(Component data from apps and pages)

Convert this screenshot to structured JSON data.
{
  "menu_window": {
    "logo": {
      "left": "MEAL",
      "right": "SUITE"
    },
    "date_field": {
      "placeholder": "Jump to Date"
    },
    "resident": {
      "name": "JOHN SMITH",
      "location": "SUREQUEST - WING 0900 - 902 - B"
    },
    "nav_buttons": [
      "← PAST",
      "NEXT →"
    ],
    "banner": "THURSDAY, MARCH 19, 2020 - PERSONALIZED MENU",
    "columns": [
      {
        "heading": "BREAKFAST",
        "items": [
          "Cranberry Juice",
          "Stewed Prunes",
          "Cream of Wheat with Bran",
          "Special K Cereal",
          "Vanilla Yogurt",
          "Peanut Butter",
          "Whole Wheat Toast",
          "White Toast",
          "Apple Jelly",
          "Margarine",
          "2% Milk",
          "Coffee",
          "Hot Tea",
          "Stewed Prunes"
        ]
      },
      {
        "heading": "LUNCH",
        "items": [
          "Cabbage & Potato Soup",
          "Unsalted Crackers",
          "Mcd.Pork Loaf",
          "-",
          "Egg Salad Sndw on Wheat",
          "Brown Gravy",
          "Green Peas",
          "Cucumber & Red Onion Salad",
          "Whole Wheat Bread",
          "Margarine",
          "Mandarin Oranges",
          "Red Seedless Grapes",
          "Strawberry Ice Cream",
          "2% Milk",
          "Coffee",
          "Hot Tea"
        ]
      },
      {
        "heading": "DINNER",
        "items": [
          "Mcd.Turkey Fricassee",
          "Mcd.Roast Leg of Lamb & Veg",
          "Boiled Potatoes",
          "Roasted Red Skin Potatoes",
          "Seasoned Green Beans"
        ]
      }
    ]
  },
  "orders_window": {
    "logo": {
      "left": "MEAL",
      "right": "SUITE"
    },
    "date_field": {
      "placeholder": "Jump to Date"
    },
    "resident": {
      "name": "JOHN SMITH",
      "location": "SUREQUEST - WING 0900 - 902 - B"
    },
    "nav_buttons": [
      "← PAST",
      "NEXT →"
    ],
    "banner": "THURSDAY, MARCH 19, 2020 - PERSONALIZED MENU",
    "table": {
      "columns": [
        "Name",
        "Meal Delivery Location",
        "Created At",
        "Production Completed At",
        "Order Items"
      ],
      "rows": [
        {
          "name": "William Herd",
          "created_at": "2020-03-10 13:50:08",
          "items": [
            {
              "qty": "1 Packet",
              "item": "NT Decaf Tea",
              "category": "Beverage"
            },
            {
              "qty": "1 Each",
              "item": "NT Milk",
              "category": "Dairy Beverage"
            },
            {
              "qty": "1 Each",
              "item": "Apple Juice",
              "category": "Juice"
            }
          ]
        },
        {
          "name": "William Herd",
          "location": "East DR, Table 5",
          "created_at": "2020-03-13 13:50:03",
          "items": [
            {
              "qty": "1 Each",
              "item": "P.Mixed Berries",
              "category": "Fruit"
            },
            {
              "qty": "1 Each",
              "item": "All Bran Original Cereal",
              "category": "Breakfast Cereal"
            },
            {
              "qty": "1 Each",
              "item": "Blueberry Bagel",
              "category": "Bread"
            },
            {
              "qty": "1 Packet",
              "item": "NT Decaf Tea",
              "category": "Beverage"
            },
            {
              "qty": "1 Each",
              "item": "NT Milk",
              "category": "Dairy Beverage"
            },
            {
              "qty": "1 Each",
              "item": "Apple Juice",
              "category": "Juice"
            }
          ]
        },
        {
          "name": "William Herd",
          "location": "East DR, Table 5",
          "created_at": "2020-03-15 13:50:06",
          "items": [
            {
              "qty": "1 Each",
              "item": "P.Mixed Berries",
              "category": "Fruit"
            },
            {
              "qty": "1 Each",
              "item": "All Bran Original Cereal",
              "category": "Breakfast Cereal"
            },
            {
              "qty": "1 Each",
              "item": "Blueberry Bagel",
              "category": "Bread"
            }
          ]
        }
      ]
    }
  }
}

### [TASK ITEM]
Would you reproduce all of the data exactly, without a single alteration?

### [TASK OUTPUT]
Convert this screenshot to structured JSON data.
{
  "menu_window": {
    "logo": {
      "left": "MEAL",
      "right": "SUITE"
    },
    "date_field": {
      "placeholder": "Jump to Date"
    },
    "resident": {
      "name": "JOHN SMITH",
      "location": "SUREQUEST - WING 0900 - 902 - B"
    },
    "nav_buttons": [
      "← PAST",
      "NEXT →"
    ],
    "banner": "THURSDAY, MARCH 19, 2020 - PERSONALIZED MENU",
    "columns": [
      {
        "heading": "BREAKFAST",
        "items": [
          "Cranberry Juice",
          "Stewed Prunes",
          "Cream of Wheat with Bran",
          "Special K Cereal",
          "Vanilla Yogurt",
          "Peanut Butter",
          "Whole Wheat Toast",
          "White Toast",
          "Apple Jelly",
          "Margarine",
          "2% Milk",
          "Coffee",
          "Hot Tea",
          "Stewed Prunes"
        ]
      },
      {
        "heading": "LUNCH",
        "items": [
          "Cabbage & Potato Soup",
          "Unsalted Crackers",
          "Mcd.Pork Loaf",
          "-",
          "Egg Salad Sndw on Wheat",
          "Brown Gravy",
          "Green Peas",
          "Cucumber & Red Onion Salad",
          "Whole Wheat Bread",
          "Margarine",
          "Mandarin Oranges",
          "Red Seedless Grapes",
          "Strawberry Ice Cream",
          "2% Milk",
          "Coffee",
          "Hot Tea"
        ]
      },
      {
        "heading": "DINNER",
        "items": [
          "Mcd.Turkey Fricassee",
          "Mcd.Roast Leg of Lamb & Veg",
          "Boiled Potatoes",
          "Roasted Red Skin Potatoes",
          "Seasoned Green Beans"
        ]
      }
    ]
  },
  "orders_window": {
    "logo": {
      "left": "MEAL",
      "right": "SUITE"
    },
    "date_field": {
      "placeholder": "Jump to Date"
    },
    "resident": {
      "name": "JOHN SMITH",
      "location": "SUREQUEST - WING 0900 - 902 - B"
    },
    "nav_buttons": [
      "← PAST",
      "NEXT →"
    ],
    "banner": "THURSDAY, MARCH 19, 2020 - PERSONALIZED MENU",
    "table": {
      "columns": [
        "Name",
        "Meal Delivery Location",
        "Created At",
        "Production Completed At",
        "Order Items"
      ],
      "rows": [
        {
          "name": "William Herd",
          "created_at": "2020-03-10 13:50:08",
          "items": [
            {
              "qty": "1 Packet",
              "item": "NT Decaf Tea",
              "category": "Beverage"
            },
            {
              "qty": "1 Each",
              "item": "NT Milk",
              "category": "Dairy Beverage"
            },
            {
              "qty": "1 Each",
              "item": "Apple Juice",
              "category": "Juice"
            }
          ]
        },
        {
          "name": "William Herd",
          "location": "East DR, Table 5",
          "created_at": "2020-03-13 13:50:03",
          "items": [
            {
              "qty": "1 Each",
              "item": "P.Mixed Berries",
              "category": "Fruit"
            },
            {
              "qty": "1 Each",
              "item": "All Bran Original Cereal",
              "category": "Breakfast Cereal"
            },
            {
              "qty": "1 Each",
              "item": "Blueberry Bagel",
              "category": "Bread"
            },
            {
              "qty": "1 Packet",
              "item": "NT Decaf Tea",
              "category": "Beverage"
            },
            {
              "qty": "1 Each",
              "item": "NT Milk",
              "category": "Dairy Beverage"
            },
            {
              "qty": "1 Each",
              "item": "Apple Juice",
              "category": "Juice"
            }
          ]
        },
        {
          "name": "William Herd",
          "location": "East DR, Table 5",
          "created_at": "2020-03-15 13:50:06",
          "items": [
            {
              "qty": "1 Each",
              "item": "P.Mixed Berries",
              "category": "Fruit"
            },
            {
              "qty": "1 Each",
              "item": "All Bran Original Cereal",
              "category": "Breakfast Cereal"
            },
            {
              "qty": "1 Each",
              "item": "Blueberry Bagel",
              "category": "Bread"
            }
          ]
        }
      ]
    }
  }
}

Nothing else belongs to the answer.